What you will do: Copy all lines below that use the word "name".

Provided material:
--------

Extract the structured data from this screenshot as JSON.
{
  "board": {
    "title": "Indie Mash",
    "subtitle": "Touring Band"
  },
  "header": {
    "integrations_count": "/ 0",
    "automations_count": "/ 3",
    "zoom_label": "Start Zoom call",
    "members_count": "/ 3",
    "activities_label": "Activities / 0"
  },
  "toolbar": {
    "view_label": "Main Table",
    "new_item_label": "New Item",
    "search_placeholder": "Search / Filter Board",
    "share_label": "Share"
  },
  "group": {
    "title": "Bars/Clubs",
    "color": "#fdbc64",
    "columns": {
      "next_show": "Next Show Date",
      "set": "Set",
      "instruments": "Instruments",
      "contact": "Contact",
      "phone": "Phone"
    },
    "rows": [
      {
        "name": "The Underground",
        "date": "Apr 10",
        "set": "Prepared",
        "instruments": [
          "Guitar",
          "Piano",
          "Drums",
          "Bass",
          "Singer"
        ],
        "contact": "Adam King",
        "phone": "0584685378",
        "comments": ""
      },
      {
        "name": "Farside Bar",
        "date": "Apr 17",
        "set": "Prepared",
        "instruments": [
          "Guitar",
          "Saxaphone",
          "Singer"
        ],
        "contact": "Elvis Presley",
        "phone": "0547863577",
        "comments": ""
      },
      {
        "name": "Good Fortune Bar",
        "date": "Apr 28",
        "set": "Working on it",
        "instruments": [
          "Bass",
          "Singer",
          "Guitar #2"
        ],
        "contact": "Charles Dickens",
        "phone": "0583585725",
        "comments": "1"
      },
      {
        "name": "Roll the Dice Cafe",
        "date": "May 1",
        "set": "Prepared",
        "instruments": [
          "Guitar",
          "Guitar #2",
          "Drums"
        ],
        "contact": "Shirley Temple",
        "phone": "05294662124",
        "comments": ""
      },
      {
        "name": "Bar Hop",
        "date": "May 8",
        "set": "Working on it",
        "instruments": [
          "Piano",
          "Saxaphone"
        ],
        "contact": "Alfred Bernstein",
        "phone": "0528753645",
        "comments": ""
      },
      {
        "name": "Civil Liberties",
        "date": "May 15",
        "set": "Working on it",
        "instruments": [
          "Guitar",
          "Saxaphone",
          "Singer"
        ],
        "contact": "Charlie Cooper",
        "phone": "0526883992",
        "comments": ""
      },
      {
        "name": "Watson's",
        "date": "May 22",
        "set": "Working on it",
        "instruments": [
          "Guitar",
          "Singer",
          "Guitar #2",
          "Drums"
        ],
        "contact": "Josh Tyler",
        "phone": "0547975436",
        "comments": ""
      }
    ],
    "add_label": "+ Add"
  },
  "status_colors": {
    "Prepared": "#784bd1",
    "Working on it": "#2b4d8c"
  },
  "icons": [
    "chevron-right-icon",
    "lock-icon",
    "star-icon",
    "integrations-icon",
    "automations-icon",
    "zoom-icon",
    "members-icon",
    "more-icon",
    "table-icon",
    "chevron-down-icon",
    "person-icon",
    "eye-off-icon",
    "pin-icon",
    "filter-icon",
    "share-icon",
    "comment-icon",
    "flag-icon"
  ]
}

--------

Expected answer:
        "name": "The Underground",
        "name": "Farside Bar",
        "name": "Good Fortune Bar",
        "name": "Roll the Dice Cafe",
        "name": "Bar Hop",
        "name": "Civil Liberties",
        "name": "Watson's",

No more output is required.